So you have to wonder, is it really acceptable to forgive the poor writing because one of the lead actors decided to take another job? Not really. If the creators of the show took more time to produce a quality series, they could have taken the time to explain it in a satisfying and convincing way that was fitting for the character arc. And this is just another example of my love/hate relationship with The Walking Dead.
Let’s move on to one of the best additions to the show in recent years, and that’s the legendary Sam Morton and her depiction of the deadly Alpha. In years gone by, we’ve seen several villains come and go in The Walking Dead universe, but none quite as terrifying as Alpha and the whisperers.
In the previous season, some of the most compelling moments, if not all of, included Alpha. Remember that scene with baby and the approaching walkers? Yep, that one stayed with me too. It could have been purely coincidental, but I found that the episodes that didn’t include Alpha, were distinctly lacking for one reason or another. Maybe it’s her soft, yet terrifying southern accent or the just the right amount of psycho in her calculating eyes. Whatever it is, she brings it and the show is better as a result.
So naturally, following my new found appreciation of Sam Morton in all her glory, you could imagine my excitement over the new trailer for season 10. With the log line ‘Silence the whisperers’ this captivating trailer sees the power couple Daryl and Carol reunited in their badassery, Michonne gets on a boat and sets sail on the open sea AND kisses Ezekiel, mixed in with a whole bunch of zombie bashing, light banter and all overlaid with Sam Morton’s terrifying southern accent. The trailer finishes with Daryl casually strolling over the boundary into the whisperers land and Alpha warning “Now you have to be punished–––”

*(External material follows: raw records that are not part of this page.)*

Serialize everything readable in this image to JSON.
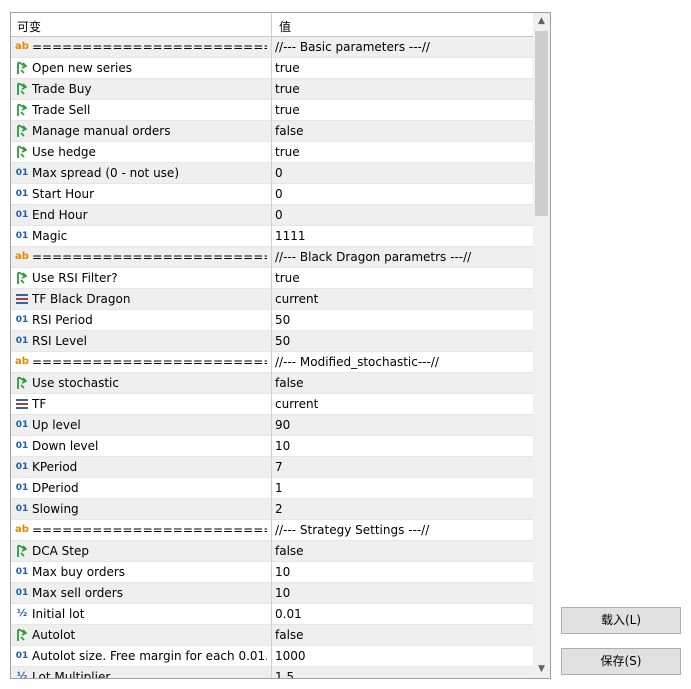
{
  "header": {
    "col_name": "可变",
    "col_value": "值"
  },
  "rows": [
    {
      "icon": "ab",
      "name": "=============================",
      "value": "//--- Basic parameters ---//"
    },
    {
      "icon": "bool",
      "name": "Open new series",
      "value": "true"
    },
    {
      "icon": "bool",
      "name": "Trade Buy",
      "value": "true"
    },
    {
      "icon": "bool",
      "name": "Trade Sell",
      "value": "true"
    },
    {
      "icon": "bool",
      "name": "Manage manual orders",
      "value": "false"
    },
    {
      "icon": "bool",
      "name": "Use hedge",
      "value": "true"
    },
    {
      "icon": "01",
      "name": "Max spread (0 - not use)",
      "value": "0"
    },
    {
      "icon": "01",
      "name": "Start Hour",
      "value": "0"
    },
    {
      "icon": "01",
      "name": "End Hour",
      "value": "0"
    },
    {
      "icon": "01",
      "name": "Magic",
      "value": "1111"
    },
    {
      "icon": "ab",
      "name": "=============================",
      "value": "//--- Black Dragon parametrs ---//"
    },
    {
      "icon": "bool",
      "name": "Use RSI Filter?",
      "value": "true"
    },
    {
      "icon": "enum",
      "name": "TF Black Dragon",
      "value": "current"
    },
    {
      "icon": "01",
      "name": "RSI Period",
      "value": "50"
    },
    {
      "icon": "01",
      "name": "RSI Level",
      "value": "50"
    },
    {
      "icon": "ab",
      "name": "=============================",
      "value": "//--- Modified_stochastic---//"
    },
    {
      "icon": "bool",
      "name": "Use stochastic",
      "value": "false"
    },
    {
      "icon": "enum",
      "name": "TF",
      "value": "current"
    },
    {
      "icon": "01",
      "name": "Up level",
      "value": "90"
    },
    {
      "icon": "01",
      "name": "Down level",
      "value": "10"
    },
    {
      "icon": "01",
      "name": "KPeriod",
      "value": "7"
    },
    {
      "icon": "01",
      "name": "DPeriod",
      "value": "1"
    },
    {
      "icon": "01",
      "name": "Slowing",
      "value": "2"
    },
    {
      "icon": "ab",
      "name": "=============================",
      "value": "//--- Strategy Settings ---//"
    },
    {
      "icon": "bool",
      "name": "DCA Step",
      "value": "false"
    },
    {
      "icon": "01",
      "name": "Max buy orders",
      "value": "10"
    },
    {
      "icon": "01",
      "name": "Max sell orders",
      "value": "10"
    },
    {
      "icon": "half",
      "name": "Initial lot",
      "value": "0.01"
    },
    {
      "icon": "bool",
      "name": "Autolot",
      "value": "false"
    },
    {
      "icon": "01",
      "name": "Autolot size. Free margin for each 0.01...",
      "value": "1000"
    },
    {
      "icon": "half",
      "name": "Lot Multiplier",
      "value": "1.5"
    }
  ],
  "icon_text": {
    "ab": "ab",
    "01": "01",
    "half": "½"
  },
  "scrollbar": {
    "up_arrow": "▲",
    "down_arrow": "▼"
  },
  "buttons": {
    "load": "载入(L)",
    "save": "保存(S)"
  },
  "colors": {
    "ab_icon": "#e08a00",
    "bool_icon": "#2e9a3a",
    "num_icon": "#1a5ea8",
    "enum_icon": "#3a5fb0",
    "alt_row": "#efefef"
  }
}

From the trailer alone, the next season seems promising. But I still have that niggling feeling that the writers could fall back into the typical Walking Dead formula; the one where at the end of each season, they kill off a bunch of characters for the sake of it. Come to think of it, I can’t even remember a season where they didn’t do that? The most notable death that fell into this formula was Jesus. And damn it I really liked him, so his death was disappointing for all the wrong reasons. I’m not opposed to killing off characters, but it has to have reason…Otherwise, what’s the point? The supposed shock value, isn’t reason enough.
On reflection, the majority of my gripes are rooted in the rushed writing and not the acting itself. I have a huge amount of respect for the actors, and over the years I’ve grown to love these characters. I guess in some ways, I feel as though we’ve all been living The Walking Dead for so long, we have to see it through until the end. Just please, oh please, make season 10 a good one.

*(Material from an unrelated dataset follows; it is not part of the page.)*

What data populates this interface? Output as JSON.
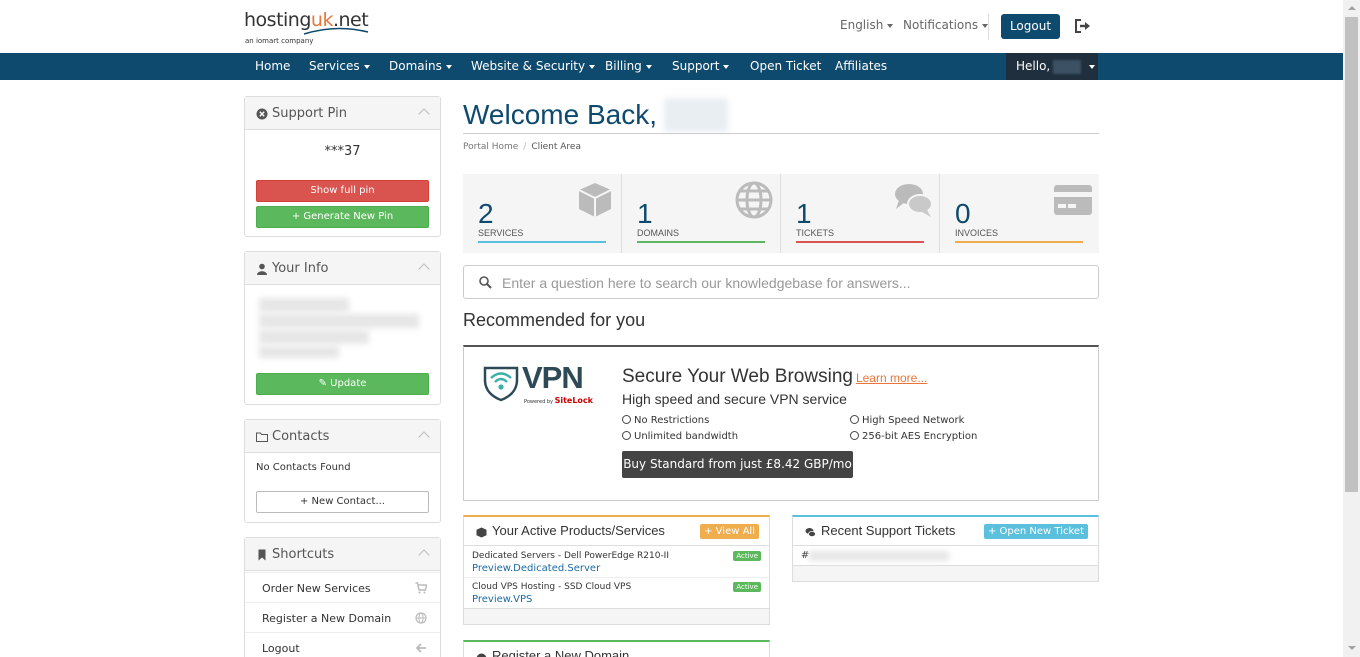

About Our Guest
Pixie Britton is a full time indie author, occasional podcaster and public speaker. When she’s not writing her debut YA series, she’s working with local schools running creative writing workshops and taking pictures of her cat. You can download a free copy of her prequel The Last Sacrifice here.
In a dystopian world ravaged by infection, society as we know it has fallen to the mouths of the dead.
The remaining fragments of civilisation survive in walled compounds, scattered in the depths of the countryside. When her little brother becomes sick with a suspected flu virus, Alyx Silverthorne will do anything to keep Tommy alive.
With limited medical supplies and only herbal alternatives, his prospects of surviving this mystery illness are bleak. But saving Tommy is just the beginning. The infected are not the only monsters that exist in this new world, and human nature can be more destructive than the dead.
In a race against time, Alyx and her best friend Will stop at nothing to protect him, even from the same people the swore to protect them all.
You can read my reviews below!